Crotts is seeking election to his former Senate seat in the 17th District. He and Douglas will square off in the Republican primary in July. Crotts served in the state Senate for 10 years before running for Congress in 2004.
The e-mail exchange in question occurred in March when Mayor Randy Mills sought support from Douglas, R-Social Circle, for a hotel-motel tax bill that would allow the city to raise money to support improvements to the Georgia International Horse Park.
In e-mails that came to light through AJC.com, Douglas responded by offering "to work behind the scenes and guarantee (the bill's) passage," if certain conditions were met.
Among the conditions, Douglas said he wanted a public apology from the city council over a dispute he has had with the city concerning operations of the Conyers Police Department.
Douglas also stated in the e-mail to the mayor that he wanted assurances that Conyers City Manager Tony Lucas would remain neutral in Douglas' re-election bid, providing "no assistance to (Mike) Crotts unless the law requires it." He added, "I have sources who can monitor this."
Crotts said he believed Douglas may have improperly used his position in the state Senate against another government agency.
"It's not a matter of it being just politics," Crotts said Thursday. "This is somebody who is an elected official and is using their position to say, 'My vote is for sale, and I'll give you what you want if you're willing to do this.'"

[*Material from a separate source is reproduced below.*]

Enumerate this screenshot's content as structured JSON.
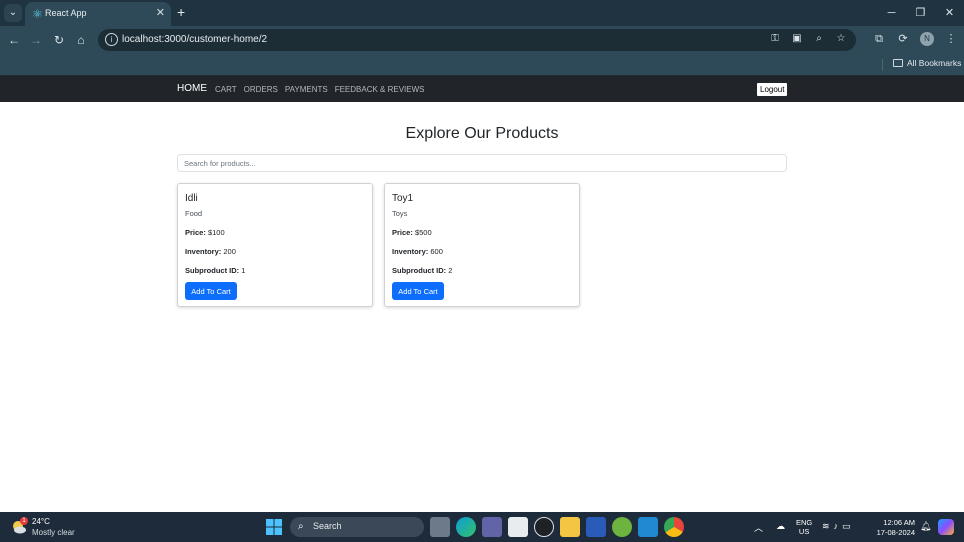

The district attorney said Thursday no one had approached him to request an investigation into Douglas. He said that he had not seen anything concerning the matter and suggested the Georgia Bureau of Investigation should be called first.
"If there is a belief by anyone involved, be it Mr. Crotts or the city of Conyers, that a crime has been committed, my first suggestion would be to turn it over to the GBI - and I say that without knowing much about it," Read said. "From where I stand, it's best to have law enforcement investigate it, then turn it over to us to look at it."

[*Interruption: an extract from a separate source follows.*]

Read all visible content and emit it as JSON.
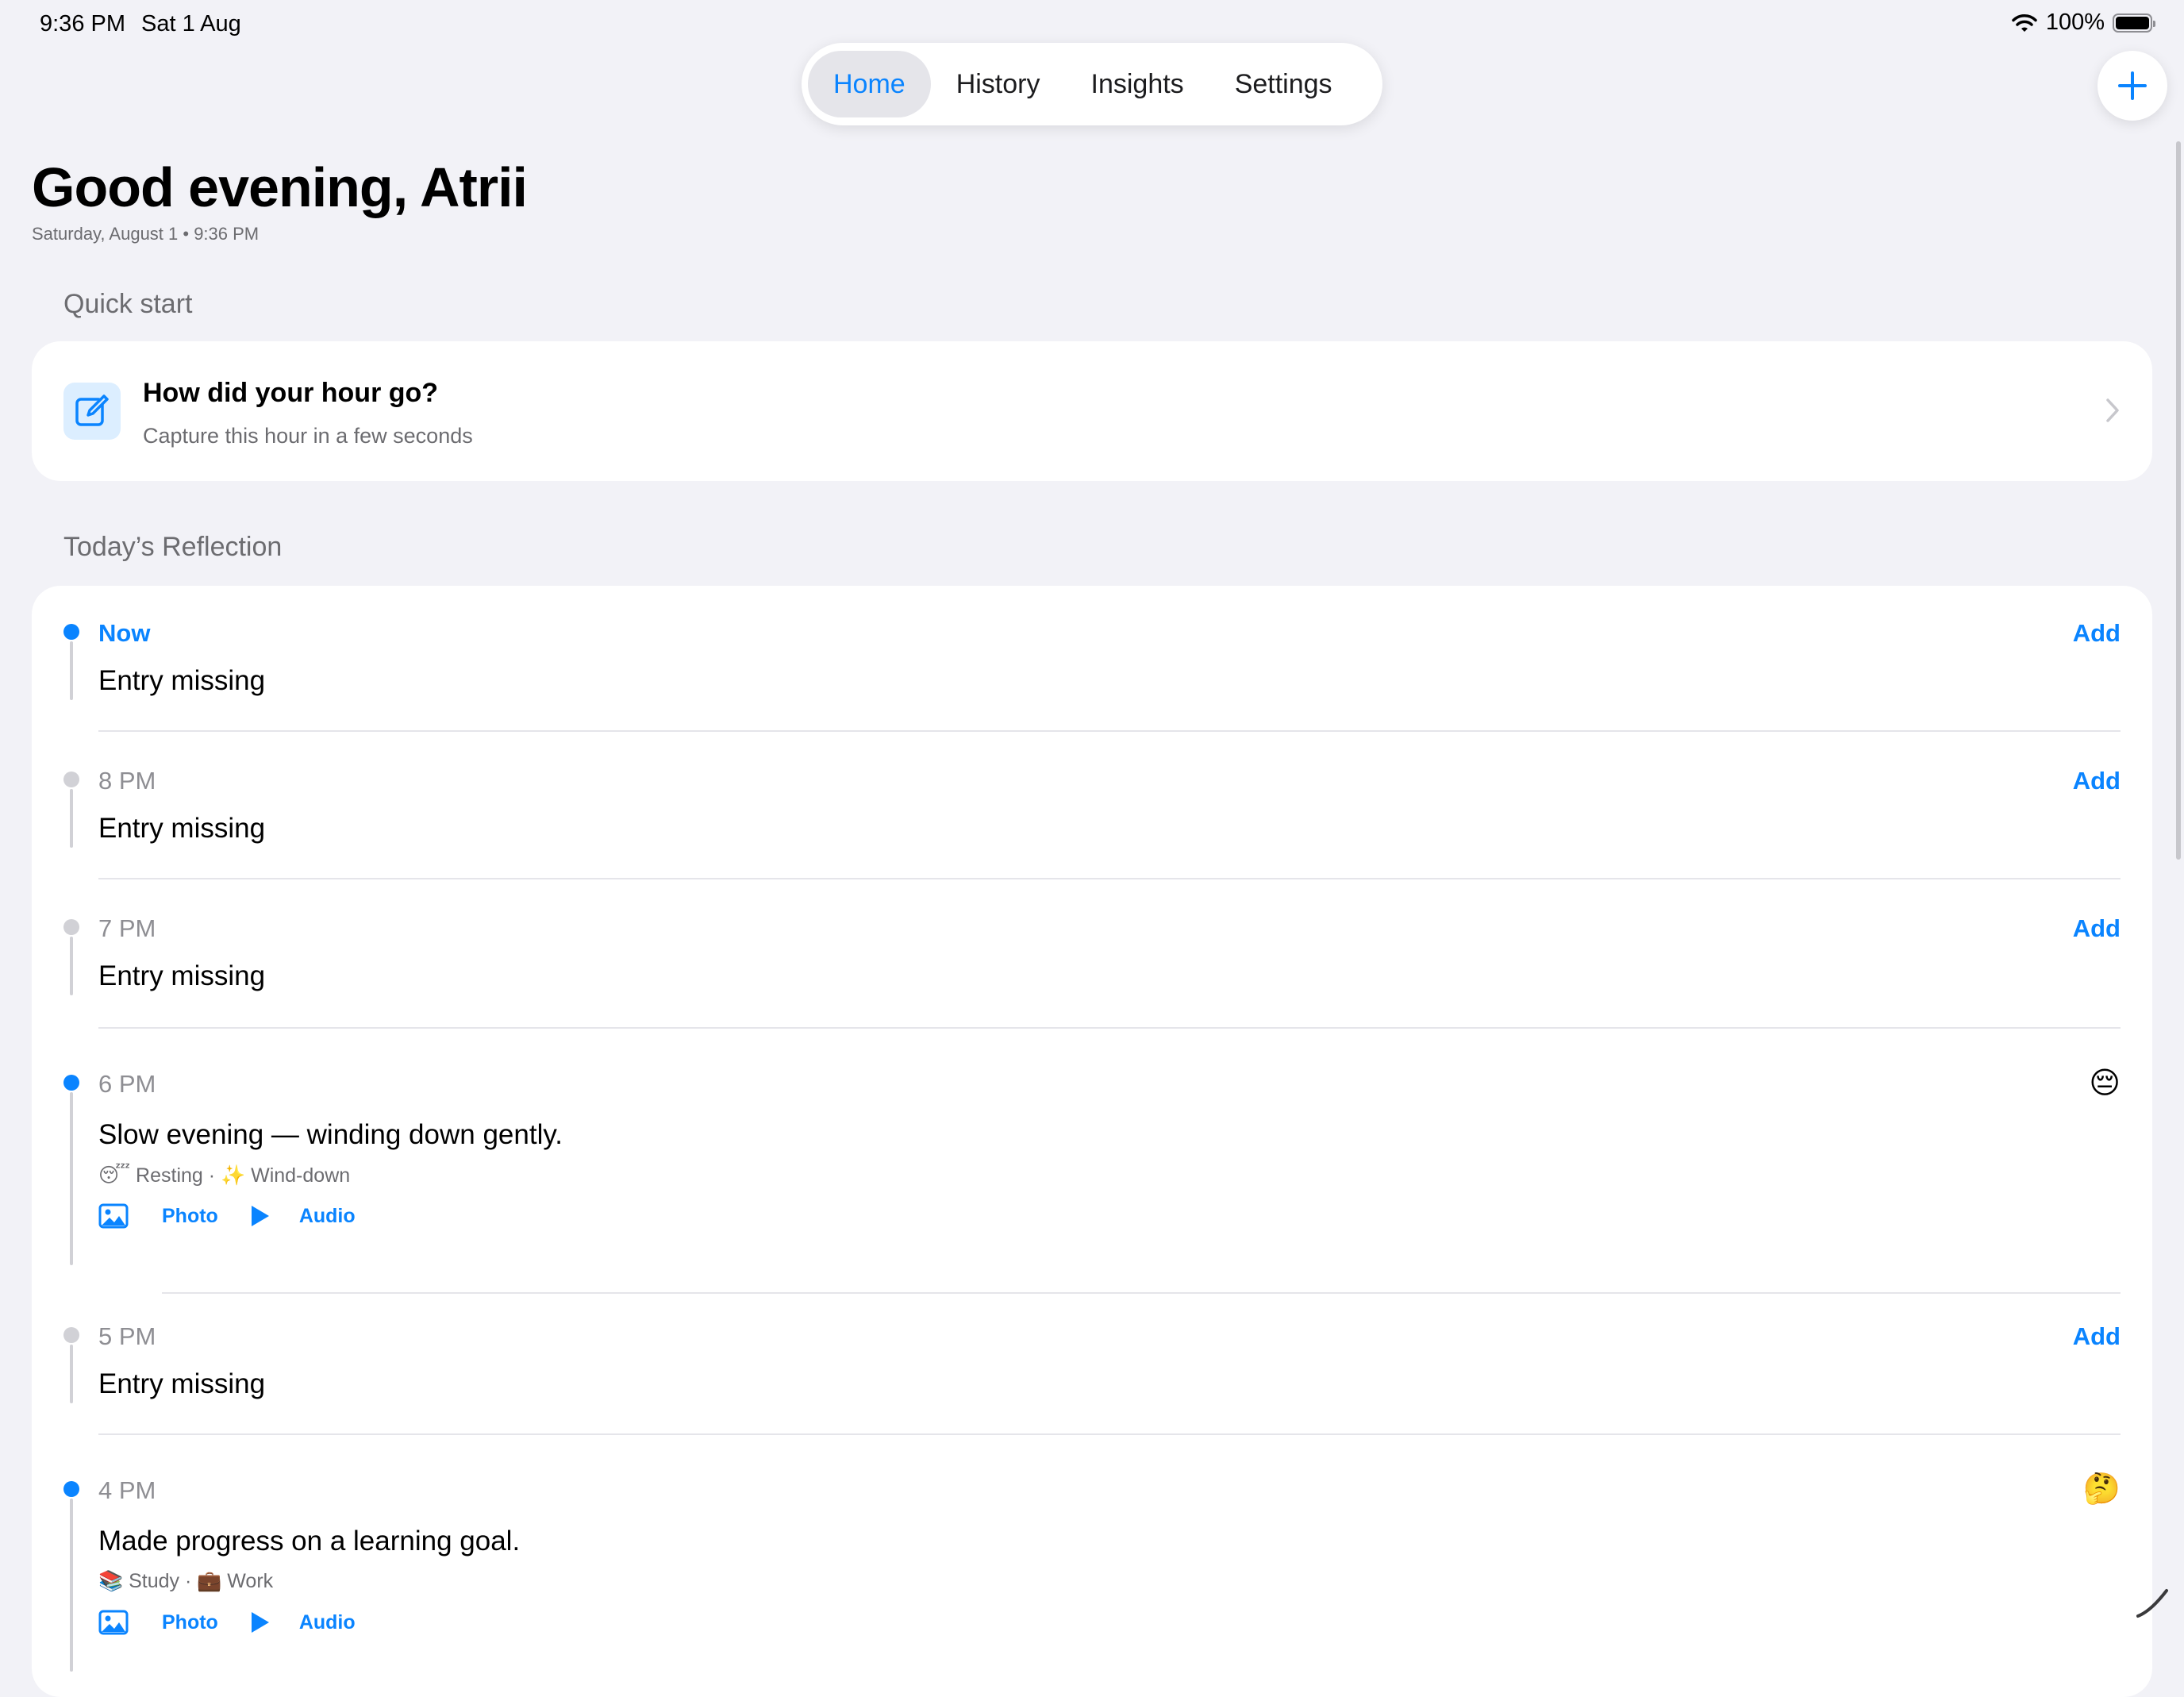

For his part, Douglas discounted Crotts' call for an investigation as a political campaign maneuver.
"I think the people of the 17th District would rather have us discuss the issues that face the district, like transportation problems and education problems ,and leave the desperation and petty politics behind."
In addition to Crotts' call for an investigation, his campaign said in a press release Thursday that Rockdale County resident Raymond Ramos has filed a complaint against Douglas to the State Ethics Commission.
The complaint stated that Douglas used his position to "extract actions of another duly elected body, to hinder a law enforcement organization from ... performing their duties and ... help his own reelection campaign through intimidation," according to the Crotts press release.
Ramos said he filed the complaint on his own after he felt that Douglas was attempting to block legislation to benefit the city if his conditions were not met.
"This is not how our representatives are supposed to act," Ramos said. "This is a guy who is behaving as if he is above the law."
Douglas said Thursday the Ethics Commission told him they had no record of Ramos' complaint, and he had no comment on that matter. Douglas then questioned the timing of the announcement of a complaint.
"I find it interesting that they would contact the newspapers before even the Ethics Commission had a chance to look at it," he said. "It appears to be a petty, political publicity stunt by a desperate candidate who himself has a track record with ethics complaints."
Douglas alluded to a $40,000 fine Crotts paid to the Federal Election Commission after his unsuccessful run for Congress in 2004. Crotts failed to notify the FEC of loaning $400,000 of personal money to his campaign.
Referred to as "the millionaire's amendment," the federal law allows for candidates to be eligible for higher contribution limits if an opponent commits $350,000 or more of his own money to the campaign.
Also, Crotts, a former chairman of the state Senate Ethics Committee, was disqualified from running against Douglas in 2006 when the Georgia Secretary of State office ruled Crotts did not live in the 17th District. Crotts now lives in Newton County.
Jay Jones can be reached at email@example.com